By Lee Jae-won

South Korea is surrounded by the sea on all sides but one. The country is virtually an island as it is bordered to the north by reclusive North Korea.

There is only one place, called a truce village, where South Koreans and visitors can see the border and soldiers from the secretive state.

Panmunjom, about 55 km (34 miles) north of Seoul, is considered one of the last vestiges of the Cold War. It is located in the Demilitarised Zone (DMZ), the 4-km (2.5 mile) wide buffer that runs along the heavily armed military border.

The border was framed by a truce signed at Panmunjom that suspended the 1950-53 Korea War, which pitted U.S.-led U.N. forces and South Korea against North Korean and Chinese troops.
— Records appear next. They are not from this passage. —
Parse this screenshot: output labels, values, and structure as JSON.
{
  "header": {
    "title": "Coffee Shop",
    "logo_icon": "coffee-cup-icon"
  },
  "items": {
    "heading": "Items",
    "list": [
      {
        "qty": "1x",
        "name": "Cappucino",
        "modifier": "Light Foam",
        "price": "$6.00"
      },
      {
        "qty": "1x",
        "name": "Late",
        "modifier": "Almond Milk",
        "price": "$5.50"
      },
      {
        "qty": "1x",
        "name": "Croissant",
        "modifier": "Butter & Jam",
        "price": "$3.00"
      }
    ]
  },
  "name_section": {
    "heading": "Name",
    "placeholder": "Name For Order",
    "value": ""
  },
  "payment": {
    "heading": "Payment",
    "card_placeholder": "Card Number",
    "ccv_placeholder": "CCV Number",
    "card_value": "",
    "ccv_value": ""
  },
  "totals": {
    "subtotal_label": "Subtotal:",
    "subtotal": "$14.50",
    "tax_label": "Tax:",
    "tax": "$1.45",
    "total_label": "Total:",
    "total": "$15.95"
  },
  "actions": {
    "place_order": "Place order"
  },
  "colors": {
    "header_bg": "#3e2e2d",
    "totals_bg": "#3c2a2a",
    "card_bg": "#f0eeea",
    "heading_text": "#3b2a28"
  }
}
The truce village of Panmunjom has been used as the venue for the return of remains of U.S. soldiers killed during the Korean War. Nearly 8,000 U.S. personnel are listed as missing from the war, the remains of more than half of which are thought to be buried in the North.